The character Jessica Jones is a creation of the Marvel superhero universe, so the private investigator has more abilities than just her super-spy skills. But her identity on Netflix's Jessica Jones isn't defined by her superhuman abilities and because of that, Krysten Ritter's Jessica is the most emotionally-layered character Marvel has ever shown on-screen. Jessica's powers may have been what lured Kilgrave to sadistically choose her to mind-control, but they aren't the reason that the Netflix series has been getting generally positive reviews or why it was all anyone could talk about the weekend it was released. Marvel's Jessica Jones focuses on the humanity of Jessica — not her superhero status — and it's a groundbreaking shift for a comic book story.
Often movies like The Avengers don't focus too much on human emotions. While Avengers: Age of Ultron might sprinkle in Hawkeye's relationship with his wife, show a hero's conflict over what to do, and add a dash of a love story between two Avengers, those plot points are not developed as the main action. At their worst, those elements can seem tacked on to make the audience feel like they can relate to these superheroes. But the problem is that I frankly can't relate to Black Widow, Captain America, Hawkeye, the Hulk, Iron Man, or Thor — and the superheroes' relatability isn't the point of the blockbuster anyway. Jessica Jones, however, is a whole other story.

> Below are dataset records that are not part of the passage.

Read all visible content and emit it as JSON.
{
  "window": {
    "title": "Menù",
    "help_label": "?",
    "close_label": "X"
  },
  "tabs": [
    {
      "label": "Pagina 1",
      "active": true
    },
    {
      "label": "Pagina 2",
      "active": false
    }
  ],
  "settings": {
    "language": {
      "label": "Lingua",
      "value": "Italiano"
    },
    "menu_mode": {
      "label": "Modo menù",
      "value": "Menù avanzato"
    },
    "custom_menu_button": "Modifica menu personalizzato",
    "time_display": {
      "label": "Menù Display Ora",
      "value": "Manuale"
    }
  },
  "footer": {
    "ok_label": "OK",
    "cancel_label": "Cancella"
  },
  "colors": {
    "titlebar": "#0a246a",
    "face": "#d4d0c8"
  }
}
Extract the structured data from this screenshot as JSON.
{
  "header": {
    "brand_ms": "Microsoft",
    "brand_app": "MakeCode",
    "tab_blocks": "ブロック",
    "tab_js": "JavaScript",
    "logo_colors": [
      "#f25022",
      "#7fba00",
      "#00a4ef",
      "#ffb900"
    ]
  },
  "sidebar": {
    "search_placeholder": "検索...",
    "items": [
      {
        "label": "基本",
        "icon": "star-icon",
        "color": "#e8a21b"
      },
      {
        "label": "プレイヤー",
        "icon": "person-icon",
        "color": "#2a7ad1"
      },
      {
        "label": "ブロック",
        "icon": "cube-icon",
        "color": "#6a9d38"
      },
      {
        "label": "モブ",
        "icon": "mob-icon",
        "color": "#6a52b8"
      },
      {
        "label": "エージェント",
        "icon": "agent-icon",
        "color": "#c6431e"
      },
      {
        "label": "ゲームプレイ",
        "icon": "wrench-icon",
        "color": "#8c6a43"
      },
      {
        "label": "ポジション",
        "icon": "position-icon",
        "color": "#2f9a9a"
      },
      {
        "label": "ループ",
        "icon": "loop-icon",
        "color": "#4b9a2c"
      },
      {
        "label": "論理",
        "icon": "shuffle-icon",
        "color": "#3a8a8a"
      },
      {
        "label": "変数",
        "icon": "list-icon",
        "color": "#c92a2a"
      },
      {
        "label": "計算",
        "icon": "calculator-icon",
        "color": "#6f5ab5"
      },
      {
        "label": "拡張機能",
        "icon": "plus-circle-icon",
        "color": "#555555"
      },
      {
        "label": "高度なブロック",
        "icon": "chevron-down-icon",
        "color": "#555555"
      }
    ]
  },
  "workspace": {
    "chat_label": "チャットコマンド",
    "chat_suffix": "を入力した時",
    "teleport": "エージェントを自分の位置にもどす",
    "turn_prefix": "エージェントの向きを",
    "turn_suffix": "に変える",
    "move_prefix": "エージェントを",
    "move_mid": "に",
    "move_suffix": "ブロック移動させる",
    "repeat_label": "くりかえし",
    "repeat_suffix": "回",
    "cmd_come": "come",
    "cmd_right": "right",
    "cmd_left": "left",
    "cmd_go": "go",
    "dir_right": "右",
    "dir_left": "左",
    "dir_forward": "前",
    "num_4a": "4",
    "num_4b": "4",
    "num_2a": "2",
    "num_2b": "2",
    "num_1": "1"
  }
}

When a filmmaker's main goal is to create a supersized movie with a ton of special effects, action sequences, and the outrageous motives of a super villain, there isn't much room left for actual feelings. Of course, Age of Ultron didn't cost $250 million to tell an emotional and compelling art house story. And because the Avengers series in particular depends so heavily on a mash-up of so many superheroes, the Jessica Jones series may be the furthest away from the film franchise. Yet, Jessica does live in the same world as Luke Cage and Daredevil (and they exist in the Marvel Cinematic Universe, alongside the Avengers), so she's not an isolated protagonist, and the show does need to balance her tale with other heroes.
But Jessica Jones is really all about who she is as a person — not a superhero. And none of Jessica's emotional resonance has anything to do with her gender. In fact, she may be even less emotionally accessible than most of her male counterparts. Only a few minutes into Season 1, the hard-drinking and hard-hitting woman admits that she excels at finding the worst in people. Jessica is emotionally closed off and only allows a select group of people to get close to her — really only one person, her best friend Trish Walker. Jessica expands that number to a whopping two by the end of Season 1 (though there's some potential for Malcolm), proving she is still extremely guarded.
The characters and storytelling are what make this Marvel series a genuine human story. For example, Jessica and Trish's friendship is based on real loyalty that has clearly been earned over the years. Whether the series shows Jessica and Trish enjoying drinks at happy hour or Jessica witnessing the child abuse her friend suffered, the show makes their dynamic a sincere — and believable — friendship.
As for Jessica's interactions with the bad guy, Kilgrave is obsessed with Jessica, since he falsely believes that part of her wants to be with him. And Jessica suffers from post-traumatic stress disorder stemming from being raped by Kilgrave, as well the horrific things he made her do when she was under his control, including killing people. This is not your average superhero-villain power struggle and the show is strengthened by the complex, psychological aspects of their battle.
Jessica also tends to cause her own emotional destruction, as highlighted during her first sex scene with Luke Cage. The remorse and regret Jessica has when she enters Luke's bathroom and looks at the photo of Reva in his medicine cabinet is palpable. She can barely bring herself to look at Luke when she flees from his room after their sexual encounter. The moment of shame was so affecting because of the show's handling of the sensitive subject, as well as Ritter's performance.
But Ritter's acting isn't the only reason that Jessica Jones makes me connect to her more than any other superhero out there — I mean, the Hulk and Iron Man are portrayed by a Oscar-nominated actors for Odin's sake! Of course, some may argue that because Jessica Jones is a TV show, it has more time to tell her story. Still, when movie superheroes are getting three movies and still no real human motivation, that particular argument falls a bit flat. Episodic storytelling may allow for a more intimate look at her character, but Jessica is already more nuanced and fleshed out than any big-screen hero.
The Avengers movie franchise will probably keep on doing what it's doing, and I'll continue to put the money I would have spent on a movie ticket and popcorn toward my Netflix subscription. Because the most dynamic Marvel superhero for me is the one who is emotionally conflicted, doesn't wear a costume, and still uses her powers for good — Jessica Jones.